Though Balak seems to have been a rather important tribal ruler, we are not certain how he got his name. Possibly it is from a root that means “to lay waste”, which might connect with his plan to destroy the Israelite camp.
His father was called Tzippor, which normally means a bird. Perhaps it can be linked with a Semitic root that means “morning”, symbolising new energy and resourcefulness.
According to Midrashic speculation, Balak was a prince – not even an important one – but not the son of a king. He gained the throne of Moab because of a combination of ambition (he believed he could stabilise the kingdom), prophecy (Bilam had foretold Balak’s rise to power), warrior-strength and political machinations within the kingdom.
He acknowledged Bilam’s gift of divination but realised that Bilam loved money, so he offered him vast rewards for cursing Israel.

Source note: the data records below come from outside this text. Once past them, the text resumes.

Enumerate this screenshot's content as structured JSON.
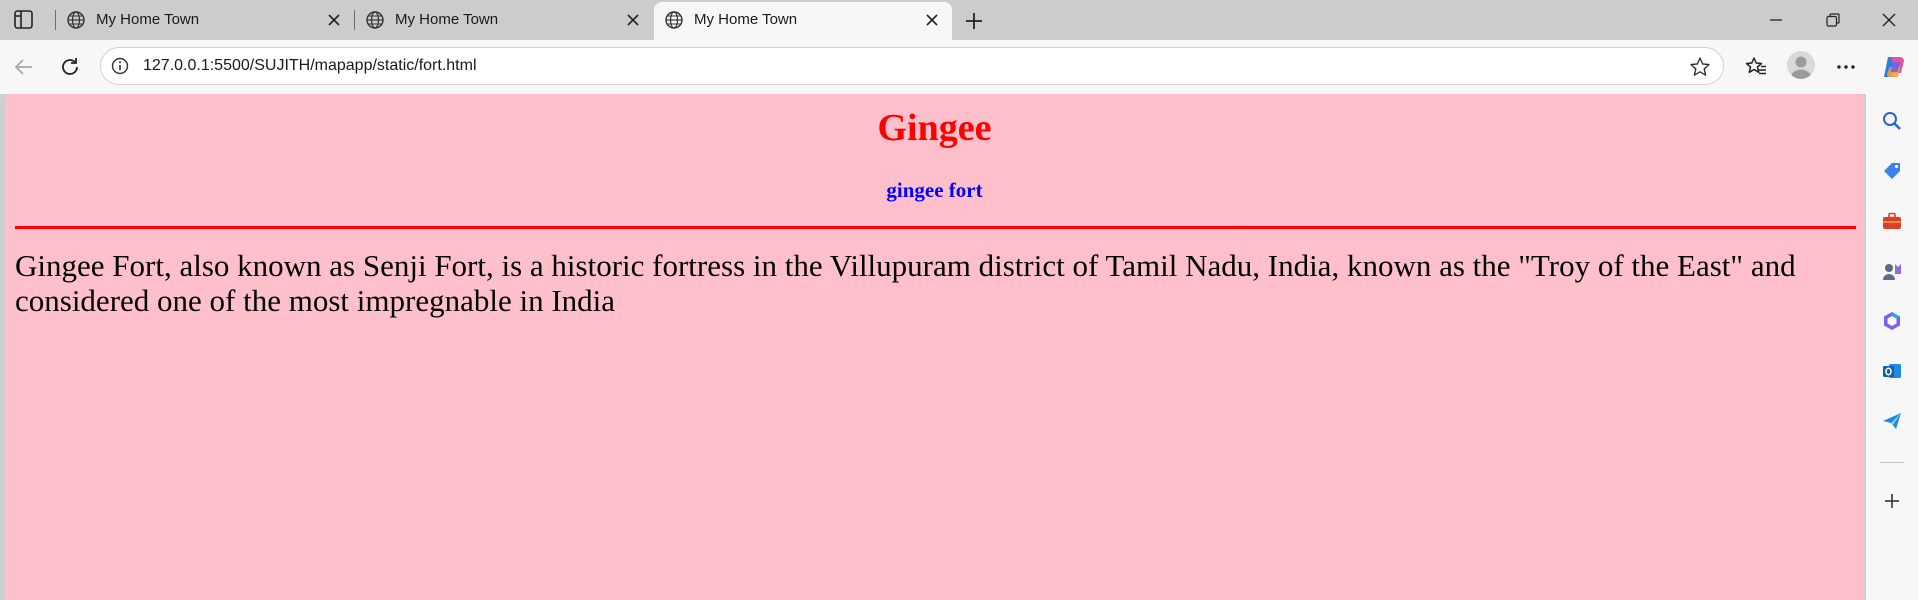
{
  "browser": {
    "tabs": [
      {
        "title": "My Home Town",
        "active": false
      },
      {
        "title": "My Home Town",
        "active": false
      },
      {
        "title": "My Home Town",
        "active": true
      }
    ],
    "address_bar": {
      "url": "127.0.0.1:5500/SUJITH/mapapp/static/fort.html"
    },
    "sidebar_icons": [
      "search-icon",
      "shopping-tag-icon",
      "tools-briefcase-icon",
      "games-icon",
      "microsoft-365-icon",
      "outlook-icon",
      "send-icon",
      "add-icon"
    ]
  },
  "page": {
    "background": "#ffc0cb",
    "heading": "Gingee",
    "heading_color": "#ff0000",
    "subheading": "gingee fort",
    "subheading_color": "#0000ff",
    "rule_color": "#ff0000",
    "paragraph": "Gingee Fort, also known as Senji Fort, is a historic fortress in the Villupuram district of Tamil Nadu, India, known as the \"Troy of the East\" and considered one of the most impregnable in India"
  }
}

The question is why he hated Israel so much; the answer may be that he thought they had had a charmed journey through the wilderness and feared they would overtake his kingdom.
Why did Balak want Bilam to curse them? Like many ancient figures, he believed that prophetic blessings and curses could change the course of history. The defeat of Israel would not be brought about by military might alone. It needed metaphysical strength.
What Bilam found, however, was that God’s spiritual power was greater than his. If God opposed him spiritually there was nothing he could do, and his words of execration turned to blessing in his mouth.